HONG KONG (Reuters) - A court in Hong Kong on Thursday sentenced a pro-democracy activist and former lawmaker, Ted Hui, to 3 1/2 years in jail for "criminal contempt" after he failed to show up for trial in several criminal cases.
Hui, 40, fled Hong Kong in December 2020, several months after China imposed a sweeping national security law punishing offences like subversion and foreign collusion with possible life imprisonment.
In a judgment posted online, Judge Andrew Chan outlined how Hui had deceived the court with false documents in late 2020 to have travel restrictions lifted and to "evade criminal proceedings".
Hui went overseas after he was allowed to travel and did not return, eventually settling in Australia.
Hui had been facing criminal charges in several cases at the time, including perverting the course of justice, access to a computer with dishonest intent, and alleged criminal damage.
"The deception was carefully orchestrated by the respondent (Hui) with the consequences that public confidence in the administration of justice had been greatly undermined," wrote Chan, who had found Hui guilty on four counts of contempt of court in June.
Hui was among dozens of democrats who took part in an unofficial primary election in August 2020, that was later deemed illegal by authorities. Forty seven of these democrats were arrested in early 2021 for alleged conspiracy to commit subversion that could see them jailed for life.
Legal proceedings are ongoing, with many of the democrats detained and denied bail ahead of the trial.
In a social media post on Thursday, Hui described the sentence and criminal proceedings against him as "contemptible".
"After the National Security Law came into effect in Hong Kong, the courts in Hong Kong have been reduced to become courts of the (Chinese) Communist Party.
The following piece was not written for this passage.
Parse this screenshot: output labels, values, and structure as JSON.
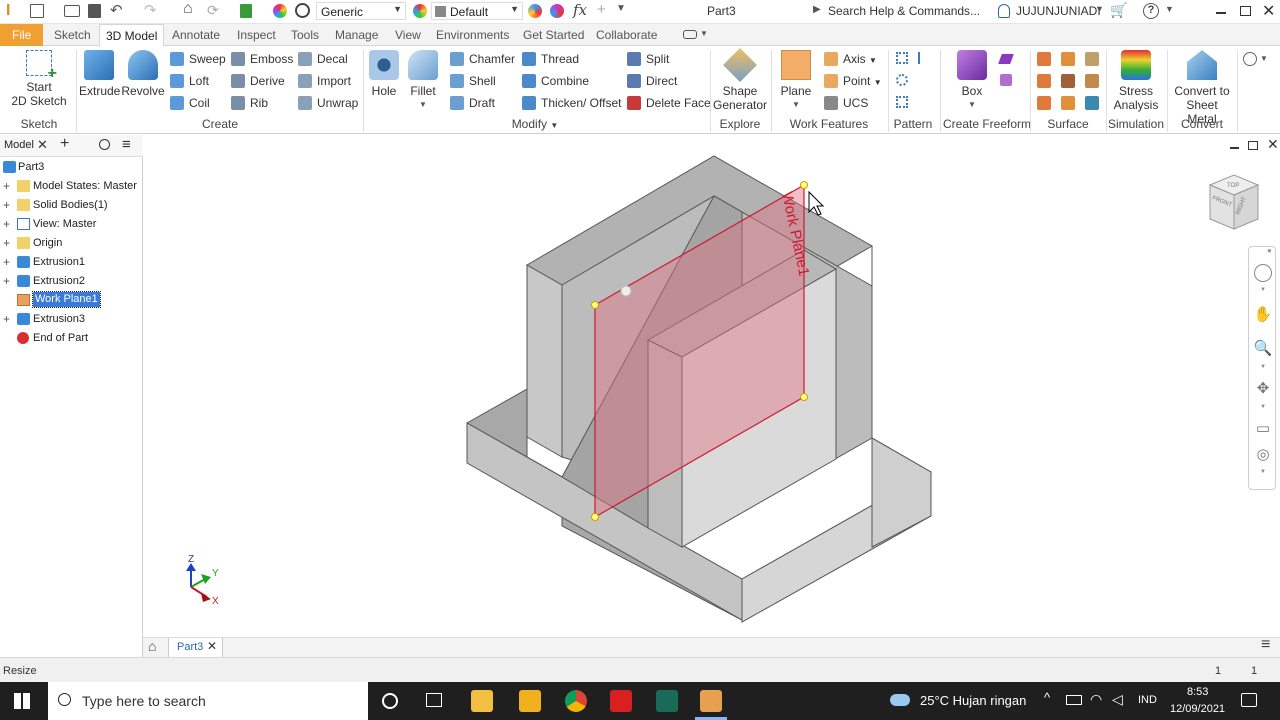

Political trials, and sentencing against dissent has become the norm in Hong Kong," Hui wrote.
More than 200 people have been arrested for alleged violations of the national security law since 2020.
Hong Kong and Chinese authorities say the national security law has restored stability to Hong Kong after mass pro-democracy protests in 2019, and that the judiciary remains independent.
(Reporting by James Pomfret and Jessie Pang; Editing by Raju Gopalakrishnan)